Early on in the early to mid 90’s this was all greenfield opportunities for Microsoft sales reps. Most companies needed an agreement with Microsoft and the products were really not many – in fact the first ones would be dominated by Windows and Office. It was a great time to be in the field. It created an odd sales model as well as when reps made and exceeded quota they were not compensated with huge commission bonuses but stock options. As we all know in those days the stock options were the road to riches. It also created a very Redmond centric environment where the Product groups were all-powerful and the field was simply a delivery vehicle. I only say the sales model is odd because to a large degree that mindset remains today and though bonuses are available the Microsoft field rep is not compensated like other industries. Redmond still holds the view that they are the kings of the company. It always cracked me up and made me angry when product managers would say “the field does not know how to sell our product”. This despite the fact that they spent so little time in front of customers. This is why so many senior leaders who have joined Microsoft say that Microsoft truly lacks a sales culture.

To follow-up on this some more the days of stock options are gone and the EA agreements that were originally Windows and Office have grown. Early on that was a good thing as Microsoft added more and more value into the EA. However starting even before the financial market meltdown the agreements had encompassed so many products from Windows to Office, development tools, Server products (SQL, Exchange, BizTalk, OCS, MOSS etc..) all with client licenses, it had become apparent companies were in many instances paying for stuff they did not use. When the market meltdown hit companies really started taking a closer look at not just Microsoft agreements but all agreements. The challenge the field is now facing at Microsoft is how do you grow a business when companies are trying to shrink what they buy from you? The answer from current Microsoft COO Kevin Turner has been “you take share from your competitors”. I always found this a bit simplistic since in my view you are always trying to take share from your competitors – in the good times and the bad. When it comes right down to it the acct execs and other sales professionals at Microsoft get brought into a spreadsheet excercise and provided the account team has done their job the numbers either go up or go down.

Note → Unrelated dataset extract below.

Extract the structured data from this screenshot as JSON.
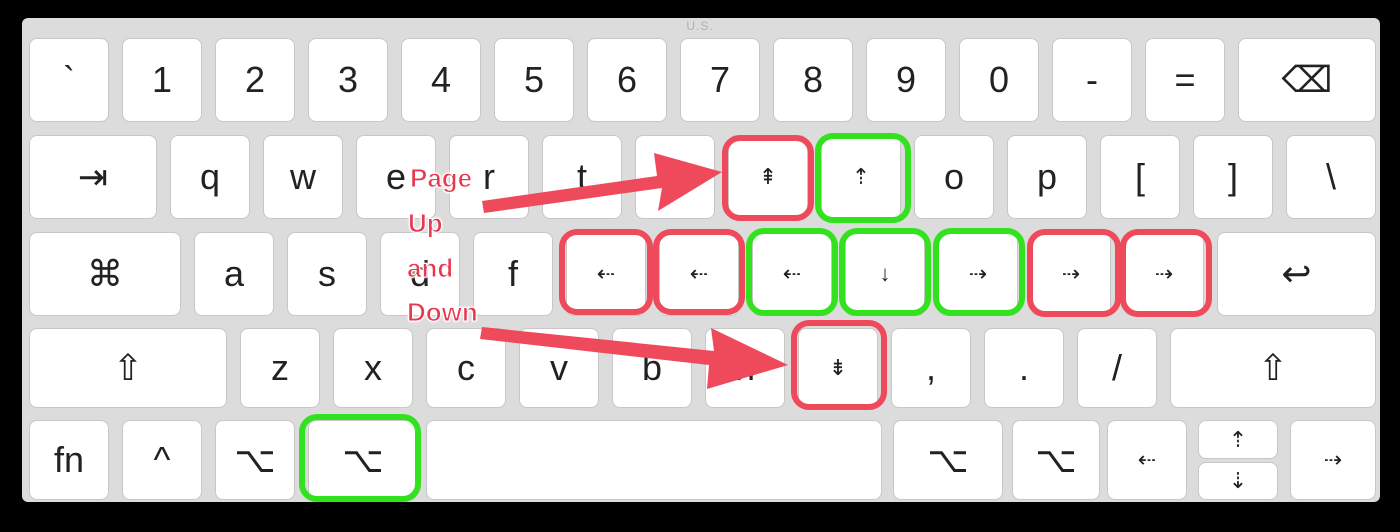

Moving forward and looking towards the horizon there are big changes in licensing under way as the industry starts to look at cloud computing and subscription based services and move away from the traditional licensing of software. It is not entirely new. I was there at the beginning when we introduced at Microsoft Service Provider Licensing Agreements (SPLA) in 1999. It has just taken a while for the technology to catch up and the market to be ready to make this move. For sales reps it represents an entirely new “green field” opportunity. You can see based on the latest sales hiring activities at companies like VMWare and SalesForce.com. For Microsoft it represents both an opportunity and a challenge as they have to transition from traditional licensing models to new licensing models. It is the challenge of having a legacy, which many companies entering the cloud do not have. I have no doubt Microsoft will overcome th technical challenges it faces but the ability to handle the financial transition from “old school” licensing of IP to the modern world, in my view, will play a huge part in determining the success or failure of Microsoft in the next five years.

Good Night and Good Luck.

Hans Henrik Hoffmann June 15, 2011